Exactly as written, print each of the entries.

Source data Block Start

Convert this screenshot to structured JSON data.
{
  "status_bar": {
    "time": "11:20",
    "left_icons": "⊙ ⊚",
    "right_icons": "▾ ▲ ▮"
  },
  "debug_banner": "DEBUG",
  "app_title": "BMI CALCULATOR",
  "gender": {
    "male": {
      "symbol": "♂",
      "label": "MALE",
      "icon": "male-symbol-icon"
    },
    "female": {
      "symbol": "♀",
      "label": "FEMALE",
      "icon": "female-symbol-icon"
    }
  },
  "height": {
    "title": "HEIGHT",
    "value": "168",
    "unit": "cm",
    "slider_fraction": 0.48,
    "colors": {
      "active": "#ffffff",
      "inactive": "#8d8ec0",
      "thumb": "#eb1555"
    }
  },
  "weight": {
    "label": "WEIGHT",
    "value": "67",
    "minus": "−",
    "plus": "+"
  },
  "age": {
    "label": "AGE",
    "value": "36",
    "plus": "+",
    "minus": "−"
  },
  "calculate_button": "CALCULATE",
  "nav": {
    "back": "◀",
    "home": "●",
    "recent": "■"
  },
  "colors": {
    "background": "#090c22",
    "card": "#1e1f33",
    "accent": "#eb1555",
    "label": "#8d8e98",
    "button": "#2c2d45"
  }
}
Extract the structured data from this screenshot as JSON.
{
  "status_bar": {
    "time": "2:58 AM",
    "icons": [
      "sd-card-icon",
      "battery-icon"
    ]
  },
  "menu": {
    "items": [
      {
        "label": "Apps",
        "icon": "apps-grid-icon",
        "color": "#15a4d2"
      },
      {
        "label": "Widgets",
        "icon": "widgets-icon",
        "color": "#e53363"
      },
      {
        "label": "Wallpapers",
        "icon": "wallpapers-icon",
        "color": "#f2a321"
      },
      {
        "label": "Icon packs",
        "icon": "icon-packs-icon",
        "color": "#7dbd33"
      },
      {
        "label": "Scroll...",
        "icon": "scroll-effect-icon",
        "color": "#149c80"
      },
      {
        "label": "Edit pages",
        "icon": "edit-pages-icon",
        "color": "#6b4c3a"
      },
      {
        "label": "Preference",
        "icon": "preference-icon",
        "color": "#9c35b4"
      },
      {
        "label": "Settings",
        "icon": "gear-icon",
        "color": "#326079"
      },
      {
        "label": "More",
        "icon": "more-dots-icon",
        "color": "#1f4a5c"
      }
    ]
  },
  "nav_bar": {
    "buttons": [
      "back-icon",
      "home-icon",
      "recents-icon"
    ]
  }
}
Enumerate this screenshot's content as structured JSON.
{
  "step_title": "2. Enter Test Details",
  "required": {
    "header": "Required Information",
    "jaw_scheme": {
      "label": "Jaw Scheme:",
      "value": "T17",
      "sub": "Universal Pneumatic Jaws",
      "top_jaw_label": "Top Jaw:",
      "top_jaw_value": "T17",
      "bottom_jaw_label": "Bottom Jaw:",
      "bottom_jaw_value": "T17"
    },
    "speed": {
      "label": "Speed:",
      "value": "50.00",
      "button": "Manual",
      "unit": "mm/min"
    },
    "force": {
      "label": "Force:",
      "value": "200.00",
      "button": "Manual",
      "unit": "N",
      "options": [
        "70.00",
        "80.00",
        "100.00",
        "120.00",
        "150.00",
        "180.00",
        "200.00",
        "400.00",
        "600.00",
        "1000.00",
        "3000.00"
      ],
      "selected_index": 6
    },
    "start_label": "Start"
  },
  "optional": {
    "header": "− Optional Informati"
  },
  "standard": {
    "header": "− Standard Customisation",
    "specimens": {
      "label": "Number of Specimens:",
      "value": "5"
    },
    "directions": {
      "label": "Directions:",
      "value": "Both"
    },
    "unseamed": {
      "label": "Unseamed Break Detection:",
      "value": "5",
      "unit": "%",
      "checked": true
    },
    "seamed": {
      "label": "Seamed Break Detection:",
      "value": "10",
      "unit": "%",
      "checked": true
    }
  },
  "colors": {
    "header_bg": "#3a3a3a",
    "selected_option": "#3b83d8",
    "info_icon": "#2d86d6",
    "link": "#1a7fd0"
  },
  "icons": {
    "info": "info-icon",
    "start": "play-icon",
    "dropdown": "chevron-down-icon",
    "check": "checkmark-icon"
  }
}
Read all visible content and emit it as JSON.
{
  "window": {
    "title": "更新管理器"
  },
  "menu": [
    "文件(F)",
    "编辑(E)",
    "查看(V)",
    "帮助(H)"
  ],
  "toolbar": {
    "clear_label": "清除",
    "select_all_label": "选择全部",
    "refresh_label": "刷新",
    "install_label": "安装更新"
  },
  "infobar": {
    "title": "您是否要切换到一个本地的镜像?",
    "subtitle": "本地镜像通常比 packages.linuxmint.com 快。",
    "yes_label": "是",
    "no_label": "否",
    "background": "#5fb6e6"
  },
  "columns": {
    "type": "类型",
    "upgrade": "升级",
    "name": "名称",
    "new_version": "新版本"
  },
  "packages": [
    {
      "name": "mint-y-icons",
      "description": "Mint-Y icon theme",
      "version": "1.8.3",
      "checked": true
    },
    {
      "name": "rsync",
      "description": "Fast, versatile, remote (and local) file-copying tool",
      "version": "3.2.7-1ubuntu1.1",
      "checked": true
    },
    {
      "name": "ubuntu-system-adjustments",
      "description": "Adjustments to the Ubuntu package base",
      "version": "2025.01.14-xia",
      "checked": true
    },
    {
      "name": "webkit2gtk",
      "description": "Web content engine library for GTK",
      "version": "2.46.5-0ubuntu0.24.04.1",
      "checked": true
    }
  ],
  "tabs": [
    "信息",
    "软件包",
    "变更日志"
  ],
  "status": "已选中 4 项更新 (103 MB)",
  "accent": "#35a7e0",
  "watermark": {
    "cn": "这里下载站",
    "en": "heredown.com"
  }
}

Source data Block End

Reply:
Convert this screenshot to structured JSON data.
{
  "status_bar": {
    "time": "11:20",
    "left_icons": "⊙ ⊚",
    "right_icons": "▾ ▲ ▮"
  },
  "debug_banner": "DEBUG",
  "app_title": "BMI CALCULATOR",
  "gender": {
    "male": {
      "symbol": "♂",
      "label": "MALE",
      "icon": "male-symbol-icon"
    },
    "female": {
      "symbol": "♀",
      "label": "FEMALE",
      "icon": "female-symbol-icon"
    }
  },
  "height": {
    "title": "HEIGHT",
    "value": "168",
    "unit": "cm",
    "slider_fraction": 0.48,
    "colors": {
      "active": "#ffffff",
      "inactive": "#8d8ec0",
      "thumb": "#eb1555"
    }
  },
  "weight": {
    "label": "WEIGHT",
    "value": "67",
    "minus": "−",
    "plus": "+"
  },
  "age": {
    "label": "AGE",
    "value": "36",
    "plus": "+",
    "minus": "−"
  },
  "calculate_button": "CALCULATE",
  "nav": {
    "back": "◀",
    "home": "●",
    "recent": "■"
  },
  "colors": {
    "background": "#090c22",
    "card": "#1e1f33",
    "accent": "#eb1555",
    "label": "#8d8e98",
    "button": "#2c2d45"
  }
}
Extract the structured data from this screenshot as JSON.
{
  "status_bar": {
    "time": "2:58 AM",
    "icons": [
      "sd-card-icon",
      "battery-icon"
    ]
  },
  "menu": {
    "items": [
      {
        "label": "Apps",
        "icon": "apps-grid-icon",
        "color": "#15a4d2"
      },
      {
        "label": "Widgets",
        "icon": "widgets-icon",
        "color": "#e53363"
      },
      {
        "label": "Wallpapers",
        "icon": "wallpapers-icon",
        "color": "#f2a321"
      },
      {
        "label": "Icon packs",
        "icon": "icon-packs-icon",
        "color": "#7dbd33"
      },
      {
        "label": "Scroll...",
        "icon": "scroll-effect-icon",
        "color": "#149c80"
      },
      {
        "label": "Edit pages",
        "icon": "edit-pages-icon",
        "color": "#6b4c3a"
      },
      {
        "label": "Preference",
        "icon": "preference-icon",
        "color": "#9c35b4"
      },
      {
        "label": "Settings",
        "icon": "gear-icon",
        "color": "#326079"
      },
      {
        "label": "More",
        "icon": "more-dots-icon",
        "color": "#1f4a5c"
      }
    ]
  },
  "nav_bar": {
    "buttons": [
      "back-icon",
      "home-icon",
      "recents-icon"
    ]
  }
}
Enumerate this screenshot's content as structured JSON.
{
  "step_title": "2. Enter Test Details",
  "required": {
    "header": "Required Information",
    "jaw_scheme": {
      "label": "Jaw Scheme:",
      "value": "T17",
      "sub": "Universal Pneumatic Jaws",
      "top_jaw_label": "Top Jaw:",
      "top_jaw_value": "T17",
      "bottom_jaw_label": "Bottom Jaw:",
      "bottom_jaw_value": "T17"
    },
    "speed": {
      "label": "Speed:",
      "value": "50.00",
      "button": "Manual",
      "unit": "mm/min"
    },
    "force": {
      "label": "Force:",
      "value": "200.00",
      "button": "Manual",
      "unit": "N",
      "options": [
        "70.00",
        "80.00",
        "100.00",
        "120.00",
        "150.00",
        "180.00",
        "200.00",
        "400.00",
        "600.00",
        "1000.00",
        "3000.00"
      ],
      "selected_index": 6
    },
    "start_label": "Start"
  },
  "optional": {
    "header": "− Optional Informati"
  },
  "standard": {
    "header": "− Standard Customisation",
    "specimens": {
      "label": "Number of Specimens:",
      "value": "5"
    },
    "directions": {
      "label": "Directions:",
      "value": "Both"
    },
    "unseamed": {
      "label": "Unseamed Break Detection:",
      "value": "5",
      "unit": "%",
      "checked": true
    },
    "seamed": {
      "label": "Seamed Break Detection:",
      "value": "10",
      "unit": "%",
      "checked": true
    }
  },
  "colors": {
    "header_bg": "#3a3a3a",
    "selected_option": "#3b83d8",
    "info_icon": "#2d86d6",
    "link": "#1a7fd0"
  },
  "icons": {
    "info": "info-icon",
    "start": "play-icon",
    "dropdown": "chevron-down-icon",
    "check": "checkmark-icon"
  }
}
Read all visible content and emit it as JSON.
{
  "window": {
    "title": "更新管理器"
  },
  "menu": [
    "文件(F)",
    "编辑(E)",
    "查看(V)",
    "帮助(H)"
  ],
  "toolbar": {
    "clear_label": "清除",
    "select_all_label": "选择全部",
    "refresh_label": "刷新",
    "install_label": "安装更新"
  },
  "infobar": {
    "title": "您是否要切换到一个本地的镜像?",
    "subtitle": "本地镜像通常比 packages.linuxmint.com 快。",
    "yes_label": "是",
    "no_label": "否",
    "background": "#5fb6e6"
  },
  "columns": {
    "type": "类型",
    "upgrade": "升级",
    "name": "名称",
    "new_version": "新版本"
  },
  "packages": [
    {
      "name": "mint-y-icons",
      "description": "Mint-Y icon theme",
      "version": "1.8.3",
      "checked": true
    },
    {
      "name": "rsync",
      "description": "Fast, versatile, remote (and local) file-copying tool",
      "version": "3.2.7-1ubuntu1.1",
      "checked": true
    },
    {
      "name": "ubuntu-system-adjustments",
      "description": "Adjustments to the Ubuntu package base",
      "version": "2025.01.14-xia",
      "checked": true
    },
    {
      "name": "webkit2gtk",
      "description": "Web content engine library for GTK",
      "version": "2.46.5-0ubuntu0.24.04.1",
      "checked": true
    }
  ],
  "tabs": [
    "信息",
    "软件包",
    "变更日志"
  ],
  "status": "已选中 4 项更新 (103 MB)",
  "accent": "#35a7e0",
  "watermark": {
    "cn": "这里下载站",
    "en": "heredown.com"
  }
}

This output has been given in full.